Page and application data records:
_____

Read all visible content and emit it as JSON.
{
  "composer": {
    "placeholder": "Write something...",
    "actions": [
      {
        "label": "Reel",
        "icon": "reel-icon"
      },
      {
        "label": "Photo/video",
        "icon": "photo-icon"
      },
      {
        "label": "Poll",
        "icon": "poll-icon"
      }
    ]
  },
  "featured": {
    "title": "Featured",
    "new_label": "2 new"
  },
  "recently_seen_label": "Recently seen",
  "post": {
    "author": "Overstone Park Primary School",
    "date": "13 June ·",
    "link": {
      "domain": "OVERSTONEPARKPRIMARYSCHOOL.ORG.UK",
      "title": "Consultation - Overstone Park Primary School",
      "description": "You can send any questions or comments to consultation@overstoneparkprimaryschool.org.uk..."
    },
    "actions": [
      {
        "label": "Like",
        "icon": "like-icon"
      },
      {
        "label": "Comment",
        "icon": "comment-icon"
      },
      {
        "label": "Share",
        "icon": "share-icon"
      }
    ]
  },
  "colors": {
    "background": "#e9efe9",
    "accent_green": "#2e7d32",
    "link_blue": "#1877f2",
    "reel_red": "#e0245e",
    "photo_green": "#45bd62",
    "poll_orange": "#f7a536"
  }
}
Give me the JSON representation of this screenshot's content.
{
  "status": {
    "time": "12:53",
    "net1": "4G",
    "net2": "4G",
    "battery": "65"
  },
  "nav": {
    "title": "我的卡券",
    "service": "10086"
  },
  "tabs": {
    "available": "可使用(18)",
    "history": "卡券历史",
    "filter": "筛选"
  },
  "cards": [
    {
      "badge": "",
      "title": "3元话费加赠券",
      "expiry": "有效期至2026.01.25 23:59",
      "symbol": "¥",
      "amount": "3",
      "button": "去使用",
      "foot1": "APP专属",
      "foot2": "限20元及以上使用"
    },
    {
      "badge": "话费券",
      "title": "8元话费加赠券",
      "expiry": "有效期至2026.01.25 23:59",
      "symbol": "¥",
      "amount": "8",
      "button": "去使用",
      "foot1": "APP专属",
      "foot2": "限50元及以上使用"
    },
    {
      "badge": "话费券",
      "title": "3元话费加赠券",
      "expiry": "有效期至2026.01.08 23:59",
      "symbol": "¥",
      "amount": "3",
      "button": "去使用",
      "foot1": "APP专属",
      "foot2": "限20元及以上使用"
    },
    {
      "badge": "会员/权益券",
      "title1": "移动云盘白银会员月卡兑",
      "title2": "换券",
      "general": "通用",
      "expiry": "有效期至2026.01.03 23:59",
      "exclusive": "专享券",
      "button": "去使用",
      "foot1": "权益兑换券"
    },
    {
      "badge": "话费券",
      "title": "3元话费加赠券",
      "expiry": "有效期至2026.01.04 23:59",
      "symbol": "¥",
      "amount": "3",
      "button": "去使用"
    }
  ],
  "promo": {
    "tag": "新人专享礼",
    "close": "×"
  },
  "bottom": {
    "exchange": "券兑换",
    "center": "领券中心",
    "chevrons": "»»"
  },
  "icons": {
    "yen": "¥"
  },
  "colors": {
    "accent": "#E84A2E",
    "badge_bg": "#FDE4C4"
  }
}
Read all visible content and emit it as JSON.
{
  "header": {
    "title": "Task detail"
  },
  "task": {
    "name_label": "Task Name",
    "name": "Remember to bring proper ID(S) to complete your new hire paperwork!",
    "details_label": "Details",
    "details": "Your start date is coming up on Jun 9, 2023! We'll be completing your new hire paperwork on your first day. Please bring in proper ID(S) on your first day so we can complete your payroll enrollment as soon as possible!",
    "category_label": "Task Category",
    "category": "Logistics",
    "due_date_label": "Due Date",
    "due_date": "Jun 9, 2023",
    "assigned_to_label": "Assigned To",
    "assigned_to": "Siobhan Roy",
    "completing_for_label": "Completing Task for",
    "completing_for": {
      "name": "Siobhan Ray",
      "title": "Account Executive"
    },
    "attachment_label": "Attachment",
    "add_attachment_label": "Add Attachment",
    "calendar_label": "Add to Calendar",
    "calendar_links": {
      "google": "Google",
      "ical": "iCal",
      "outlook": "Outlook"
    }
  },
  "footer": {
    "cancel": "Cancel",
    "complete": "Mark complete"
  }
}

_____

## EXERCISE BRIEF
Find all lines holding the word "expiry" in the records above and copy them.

## WORKED SOLUTION
      "expiry": "有效期至2026.01.25 23:59",
      "expiry": "有效期至2026.01.25 23:59",
      "expiry": "有效期至2026.01.08 23:59",
      "expiry": "有效期至2026.01.03 23:59",
      "expiry": "有效期至2026.01.04 23:59",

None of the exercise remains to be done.